DVA inconsistent on herbicide use on Guam
VETERANS who were stationed at Andersen Air Force Base between the 1960s and 1970s are pressing Congress to include Guam in the expanded Agent Orange compensation bill, frustrated over the Department of Veterans Affairs’ inconsistent declarations about the use and storage of herbicides on the island.
Despite four previous cases confirming the use of Agent Orange on Guam, the Veterans Appeals Court recently denied the benefits claim sought by Sgt. Ralph Stanton, saying “data from the Department of Defense does not show any use, testing or storage of tactical herbicides” on island.
“The Joint Services Records Research Center informed us that research of available historical information does not document the spraying, testing or storage of Agent Orange at Andersen Air Force Base,” the appeals court stated in its April 29 decision on Stanton’s case.
Stanton, who worked in AAFB’s 43rd CES Squadron fuels maintenance shop between 1968 and 1978, is suffering from type 2 diabetes mellitus, which he believed was caused by his exposure to toxic herbicides.
In denying Stanton’s claim, the appeals court said the veteran failed to establish service connection to herbicide exposure, noting that he did not serve in Vietnam.
Vietnam is the only place covered by current law that compensates veterans for dioxin and radiation exposure based on the “boots on the ground” principle.
The most recent ruling was discordant with four previous decisions, in which veterans’ benefits were awarded based on the 1991 Dow Chemical report that confirmed dioxin contamination at AAFB. The report stated that up to 1,900 ppm has been measured in some areas on base.
“Evidence reviewed showed Agent Orange on Guam was confirmed.
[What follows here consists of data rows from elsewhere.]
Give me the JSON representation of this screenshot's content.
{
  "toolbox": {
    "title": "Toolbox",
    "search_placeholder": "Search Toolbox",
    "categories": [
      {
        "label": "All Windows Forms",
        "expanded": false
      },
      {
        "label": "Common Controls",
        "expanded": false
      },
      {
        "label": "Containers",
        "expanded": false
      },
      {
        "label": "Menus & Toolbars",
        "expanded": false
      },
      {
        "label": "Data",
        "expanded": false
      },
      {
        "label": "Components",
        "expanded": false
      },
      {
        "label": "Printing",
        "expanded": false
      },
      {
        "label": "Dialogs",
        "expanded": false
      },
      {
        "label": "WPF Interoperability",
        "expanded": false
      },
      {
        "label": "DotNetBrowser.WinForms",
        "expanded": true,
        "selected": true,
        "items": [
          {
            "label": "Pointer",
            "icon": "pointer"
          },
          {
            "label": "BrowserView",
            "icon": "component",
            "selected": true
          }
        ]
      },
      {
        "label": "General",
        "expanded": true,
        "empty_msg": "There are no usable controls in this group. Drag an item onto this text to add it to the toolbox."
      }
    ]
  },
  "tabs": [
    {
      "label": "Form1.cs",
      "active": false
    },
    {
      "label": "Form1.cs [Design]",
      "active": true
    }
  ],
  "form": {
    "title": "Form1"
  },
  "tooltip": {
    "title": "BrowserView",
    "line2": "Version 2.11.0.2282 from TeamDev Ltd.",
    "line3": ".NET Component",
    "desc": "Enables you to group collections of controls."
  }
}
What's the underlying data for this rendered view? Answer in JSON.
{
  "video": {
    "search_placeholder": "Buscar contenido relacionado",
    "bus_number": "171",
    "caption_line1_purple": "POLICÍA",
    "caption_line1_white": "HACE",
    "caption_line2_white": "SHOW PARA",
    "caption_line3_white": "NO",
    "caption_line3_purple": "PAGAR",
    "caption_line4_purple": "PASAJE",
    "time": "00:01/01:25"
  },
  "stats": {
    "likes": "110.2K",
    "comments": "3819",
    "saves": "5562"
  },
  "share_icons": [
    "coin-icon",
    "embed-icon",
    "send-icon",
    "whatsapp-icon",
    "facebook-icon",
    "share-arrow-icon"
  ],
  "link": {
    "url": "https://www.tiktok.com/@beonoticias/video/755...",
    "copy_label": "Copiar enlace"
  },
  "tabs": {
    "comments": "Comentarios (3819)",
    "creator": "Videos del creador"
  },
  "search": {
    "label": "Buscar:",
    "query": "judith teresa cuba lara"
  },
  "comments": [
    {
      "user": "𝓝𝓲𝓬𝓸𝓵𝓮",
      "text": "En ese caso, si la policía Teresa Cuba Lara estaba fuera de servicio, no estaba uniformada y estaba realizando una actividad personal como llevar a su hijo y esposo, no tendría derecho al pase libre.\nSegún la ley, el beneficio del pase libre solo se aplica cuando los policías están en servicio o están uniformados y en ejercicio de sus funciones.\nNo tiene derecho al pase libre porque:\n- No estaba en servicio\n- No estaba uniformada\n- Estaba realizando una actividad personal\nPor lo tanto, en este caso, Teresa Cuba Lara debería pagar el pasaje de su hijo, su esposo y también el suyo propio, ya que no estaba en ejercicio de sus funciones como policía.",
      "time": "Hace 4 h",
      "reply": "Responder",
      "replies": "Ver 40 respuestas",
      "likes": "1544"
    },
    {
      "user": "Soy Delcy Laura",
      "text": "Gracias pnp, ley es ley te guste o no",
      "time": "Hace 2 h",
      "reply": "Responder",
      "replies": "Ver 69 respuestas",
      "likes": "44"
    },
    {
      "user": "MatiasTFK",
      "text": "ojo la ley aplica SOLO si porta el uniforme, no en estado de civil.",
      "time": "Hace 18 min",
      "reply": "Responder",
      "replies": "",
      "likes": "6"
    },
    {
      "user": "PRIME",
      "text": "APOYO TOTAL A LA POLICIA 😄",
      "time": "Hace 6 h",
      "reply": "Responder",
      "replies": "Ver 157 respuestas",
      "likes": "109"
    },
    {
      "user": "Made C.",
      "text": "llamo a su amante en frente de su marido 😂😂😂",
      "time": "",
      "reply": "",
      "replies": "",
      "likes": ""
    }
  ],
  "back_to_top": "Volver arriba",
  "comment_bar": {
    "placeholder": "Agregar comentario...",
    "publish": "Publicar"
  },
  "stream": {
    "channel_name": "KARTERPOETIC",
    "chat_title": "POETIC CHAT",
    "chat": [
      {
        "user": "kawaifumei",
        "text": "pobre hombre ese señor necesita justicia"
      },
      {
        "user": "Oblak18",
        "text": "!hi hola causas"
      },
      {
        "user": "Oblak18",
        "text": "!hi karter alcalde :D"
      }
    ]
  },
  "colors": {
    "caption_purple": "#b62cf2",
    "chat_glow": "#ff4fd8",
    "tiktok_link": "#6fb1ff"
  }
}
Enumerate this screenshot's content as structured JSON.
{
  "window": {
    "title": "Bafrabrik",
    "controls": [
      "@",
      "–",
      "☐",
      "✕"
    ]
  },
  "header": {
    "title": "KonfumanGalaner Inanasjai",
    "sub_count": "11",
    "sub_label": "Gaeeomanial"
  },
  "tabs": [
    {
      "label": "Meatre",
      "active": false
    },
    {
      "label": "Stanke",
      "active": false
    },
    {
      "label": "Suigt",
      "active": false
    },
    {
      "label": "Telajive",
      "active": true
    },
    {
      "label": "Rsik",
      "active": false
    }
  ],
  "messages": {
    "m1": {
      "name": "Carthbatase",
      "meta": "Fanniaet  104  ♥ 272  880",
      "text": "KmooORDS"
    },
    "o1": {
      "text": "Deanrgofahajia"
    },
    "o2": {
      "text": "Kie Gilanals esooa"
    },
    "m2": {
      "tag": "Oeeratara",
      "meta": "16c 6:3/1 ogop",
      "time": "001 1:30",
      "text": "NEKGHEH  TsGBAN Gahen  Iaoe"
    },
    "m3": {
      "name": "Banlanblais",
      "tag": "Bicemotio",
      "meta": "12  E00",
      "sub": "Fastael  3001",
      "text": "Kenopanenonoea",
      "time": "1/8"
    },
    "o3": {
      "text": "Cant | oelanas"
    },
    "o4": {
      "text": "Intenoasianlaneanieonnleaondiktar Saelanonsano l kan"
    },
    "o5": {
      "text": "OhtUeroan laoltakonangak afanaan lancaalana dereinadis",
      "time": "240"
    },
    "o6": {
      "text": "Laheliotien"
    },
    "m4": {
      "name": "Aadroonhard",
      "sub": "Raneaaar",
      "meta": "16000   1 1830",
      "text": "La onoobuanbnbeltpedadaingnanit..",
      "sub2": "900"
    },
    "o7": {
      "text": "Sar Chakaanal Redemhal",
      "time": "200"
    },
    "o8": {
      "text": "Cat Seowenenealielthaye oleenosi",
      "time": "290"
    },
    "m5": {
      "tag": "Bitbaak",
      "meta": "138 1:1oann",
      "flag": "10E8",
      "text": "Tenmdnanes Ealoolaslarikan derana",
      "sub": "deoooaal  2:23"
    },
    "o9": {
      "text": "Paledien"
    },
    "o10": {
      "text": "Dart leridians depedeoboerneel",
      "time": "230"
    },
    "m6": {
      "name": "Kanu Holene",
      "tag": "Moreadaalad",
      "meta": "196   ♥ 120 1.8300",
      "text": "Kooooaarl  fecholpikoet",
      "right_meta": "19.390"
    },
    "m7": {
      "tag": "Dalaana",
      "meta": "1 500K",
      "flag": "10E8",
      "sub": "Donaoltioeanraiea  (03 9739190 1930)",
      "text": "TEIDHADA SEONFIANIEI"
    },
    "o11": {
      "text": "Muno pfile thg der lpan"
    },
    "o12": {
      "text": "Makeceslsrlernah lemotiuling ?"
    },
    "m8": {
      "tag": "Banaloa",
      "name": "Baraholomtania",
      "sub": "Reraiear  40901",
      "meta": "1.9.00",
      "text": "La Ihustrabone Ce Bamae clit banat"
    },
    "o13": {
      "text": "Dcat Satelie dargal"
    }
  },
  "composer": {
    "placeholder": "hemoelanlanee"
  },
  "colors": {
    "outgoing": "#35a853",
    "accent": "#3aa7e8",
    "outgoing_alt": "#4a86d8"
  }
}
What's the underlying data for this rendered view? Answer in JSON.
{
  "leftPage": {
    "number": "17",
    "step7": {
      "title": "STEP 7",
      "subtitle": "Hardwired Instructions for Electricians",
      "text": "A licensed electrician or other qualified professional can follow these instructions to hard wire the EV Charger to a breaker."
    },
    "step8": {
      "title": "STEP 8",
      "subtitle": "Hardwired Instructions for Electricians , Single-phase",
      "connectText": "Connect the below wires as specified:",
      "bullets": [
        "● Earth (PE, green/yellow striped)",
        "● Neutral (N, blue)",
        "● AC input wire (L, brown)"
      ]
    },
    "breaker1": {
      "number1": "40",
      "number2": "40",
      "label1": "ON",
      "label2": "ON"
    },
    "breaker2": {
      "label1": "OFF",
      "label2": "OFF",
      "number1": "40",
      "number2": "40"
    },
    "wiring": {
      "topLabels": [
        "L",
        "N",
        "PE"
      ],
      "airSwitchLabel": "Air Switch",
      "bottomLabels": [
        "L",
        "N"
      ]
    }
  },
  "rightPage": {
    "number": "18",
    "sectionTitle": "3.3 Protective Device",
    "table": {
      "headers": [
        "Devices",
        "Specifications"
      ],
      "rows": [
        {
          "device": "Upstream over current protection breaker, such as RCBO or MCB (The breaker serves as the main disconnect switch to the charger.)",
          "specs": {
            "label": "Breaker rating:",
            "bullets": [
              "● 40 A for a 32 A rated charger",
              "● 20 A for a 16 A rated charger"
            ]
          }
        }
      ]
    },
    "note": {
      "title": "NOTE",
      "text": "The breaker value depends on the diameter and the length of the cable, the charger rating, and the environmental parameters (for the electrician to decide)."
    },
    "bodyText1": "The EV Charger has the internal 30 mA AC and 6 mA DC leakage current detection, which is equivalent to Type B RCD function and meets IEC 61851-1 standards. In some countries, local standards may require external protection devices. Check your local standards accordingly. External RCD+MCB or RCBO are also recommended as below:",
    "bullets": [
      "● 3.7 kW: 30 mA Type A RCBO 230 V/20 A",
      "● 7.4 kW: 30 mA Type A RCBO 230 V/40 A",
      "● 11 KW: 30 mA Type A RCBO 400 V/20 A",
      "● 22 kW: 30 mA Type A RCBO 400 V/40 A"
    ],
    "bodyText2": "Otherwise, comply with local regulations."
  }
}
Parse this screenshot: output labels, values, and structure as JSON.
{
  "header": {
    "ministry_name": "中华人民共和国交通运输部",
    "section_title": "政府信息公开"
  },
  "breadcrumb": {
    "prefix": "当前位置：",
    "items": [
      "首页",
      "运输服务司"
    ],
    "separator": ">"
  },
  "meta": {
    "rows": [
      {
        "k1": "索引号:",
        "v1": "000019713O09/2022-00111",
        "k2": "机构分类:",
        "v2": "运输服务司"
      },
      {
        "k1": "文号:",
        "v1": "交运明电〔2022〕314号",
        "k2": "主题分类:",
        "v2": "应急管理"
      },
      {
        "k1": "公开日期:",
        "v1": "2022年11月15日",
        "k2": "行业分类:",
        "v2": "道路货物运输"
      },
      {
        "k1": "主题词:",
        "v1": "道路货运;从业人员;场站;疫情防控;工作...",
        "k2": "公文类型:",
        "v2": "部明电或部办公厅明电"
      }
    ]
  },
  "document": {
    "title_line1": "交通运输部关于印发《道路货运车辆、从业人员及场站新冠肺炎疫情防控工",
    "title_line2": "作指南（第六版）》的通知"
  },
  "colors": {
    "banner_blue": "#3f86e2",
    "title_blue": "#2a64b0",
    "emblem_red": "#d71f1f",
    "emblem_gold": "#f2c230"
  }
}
During the Vietnam War era, Guam was used as storage facility for Agent Orange,” the Department of Veterans Affairs stated in a March 27, 2007 decision on the case filed by Robert Burgett.
The first case that acknowledged the use of Agent Orange on Guam was decided by veterans law judge Robert Sullivan in 2005.
On May 5, the U.S. House Veterans Affairs Committee conducted a hearing on H.R. 2254, “The Agent Orange Equity Act of 2009,” which would expand the eligibility for presumptive conditions to all combat veterans of the Vietnam War regardless of where they served.
The bill’s author, Rep. Bob Filner, D-CA, acknowledges that the current law “ignores veterans who served in the blue waters and the blue skies” outside of Vietnam.
Filner issued the statement in November last year following another appeals court’s decision in Texas that rejected a veteran’s claim for benefits.
At last week’s committee hearing, retired Master Sgt. Leroy Glenn Foster submitted a written testimony recounting his tasks while stationed on AAFB at the same time Stanton was on Guam.
“I prepared, mixed and sprayed Agent Orange herbicides on Andersen AFB and off-base Air Force fuels facilities at Potts Tank Farm, Tumon Tank Farm, NAS Air Force Booster Pump Station, Naval Fuel Supply Depot Air Force underground fuel storage tanks and the Cross Island pipeline,” Foster said.
“It is without question an atrocity to let this happen to us and not say anything to us to warn us of what could happen after this exposure to Agent Orange,” he added.
Katrina J. Eagle, a San Diego-based attorney who provides legal representation to American veterans, expressed confidence Congress will act on H.R. 2254 in favor of Agent Orange victims.
“I know it is discouraging to see the Veterans Affairs current tactics, but these claims are valid and have merit, so please do not give up,” Eagle stated in a mass email to veterans. “I believe – eventually – Congress will take the reins on this issue and force the VA to adjudicate these claims more fairly. Or even better, force the VA to accept what many credible veterans have been saying for years – that is, that Agent Orange was used in many, many other places than just in Vietnam.”
Several blog sites devoted to veterans are filled with long threads of posts from dozens of retired airmen stationed on Guam, describing their duties and corroborating claims that they sprayed Agent Orange on Guam.
“Not only did the Air Force spray the old runways with Agent Orange. The planes were loaded at Andersen AFB, it spills on tarmac, washes down the drain to the aquifer and we all drank it,” wrote David Starr.